Traditional political culture in Cambodia is one of the problems that affects the teaching and learning in school because authority and responsibilities are not easily transferred from the high level to the lower levels, for example to provincial, district, commune and school level. According to Morri and Pellini (as cited in Tan, 2008), the patronage system still exists in Cambodia and it challenges the country to actively participate in the process of political democratization. In this kind of political culture, the lower echelons of staff feel they have no power in the decision-making for their organization, especially at the school and classroom level. Ayres (2000) stated that Cambodian educational bureaucrats and those charged with educational policy formulation have been powerless to act, though they also know the costs of the irrelevance of education in Cambodia. Similarly Yeung (2009) stated that the student-centered approaches are hardly successful in implementing in teaching in Hong Kong because of its top down policy. Its educational policy making process is also highly centralized.
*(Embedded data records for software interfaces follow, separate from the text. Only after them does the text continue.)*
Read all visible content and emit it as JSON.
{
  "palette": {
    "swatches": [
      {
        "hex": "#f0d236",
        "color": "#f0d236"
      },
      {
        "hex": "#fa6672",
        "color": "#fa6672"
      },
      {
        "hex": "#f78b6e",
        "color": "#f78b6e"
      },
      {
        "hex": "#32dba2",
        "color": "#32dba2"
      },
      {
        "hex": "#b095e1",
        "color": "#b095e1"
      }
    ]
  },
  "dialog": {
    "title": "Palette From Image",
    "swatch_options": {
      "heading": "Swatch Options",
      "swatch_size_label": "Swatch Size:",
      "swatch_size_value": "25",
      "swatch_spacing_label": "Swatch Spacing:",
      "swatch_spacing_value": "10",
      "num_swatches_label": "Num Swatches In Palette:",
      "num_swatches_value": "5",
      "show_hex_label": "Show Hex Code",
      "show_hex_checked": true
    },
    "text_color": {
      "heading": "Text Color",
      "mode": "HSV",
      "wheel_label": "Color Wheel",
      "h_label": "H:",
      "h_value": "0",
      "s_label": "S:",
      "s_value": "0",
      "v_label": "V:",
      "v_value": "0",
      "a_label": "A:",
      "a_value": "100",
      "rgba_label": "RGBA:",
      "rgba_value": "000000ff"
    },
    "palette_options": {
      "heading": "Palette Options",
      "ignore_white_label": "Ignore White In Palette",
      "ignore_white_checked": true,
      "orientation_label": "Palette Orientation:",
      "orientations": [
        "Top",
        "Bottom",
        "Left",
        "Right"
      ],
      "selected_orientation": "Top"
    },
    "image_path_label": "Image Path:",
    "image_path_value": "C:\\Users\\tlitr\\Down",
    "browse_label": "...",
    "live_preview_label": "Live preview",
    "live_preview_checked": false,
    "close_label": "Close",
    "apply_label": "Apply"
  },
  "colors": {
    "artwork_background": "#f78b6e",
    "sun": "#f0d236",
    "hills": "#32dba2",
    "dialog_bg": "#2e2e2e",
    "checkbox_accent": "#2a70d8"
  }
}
Another major problem found to be repeatedly reported by researchers of Cambodia's education system centers on the standard of a teacher's living. A common often reported complaint is that teachers' salaries are too low to support their family (Benveniste et al, 2008). Similarly, Ayres (2000) stated that insufficient salaries paid to teachers who are forced to work second jobs in order to support their family continually undermine classroom instruction. The tension therefore exists for teachers who want to effectively teach but who also need to generate adequate income to support their family. Time given to lesson preparation, reading professional literature, participating in professional development, engaging in professional conversations or pursuing some type of formal part time study must be balanced by the basic need to feed and house a family. A Cambodian expression reflects this tension well "An empty stomach has no power".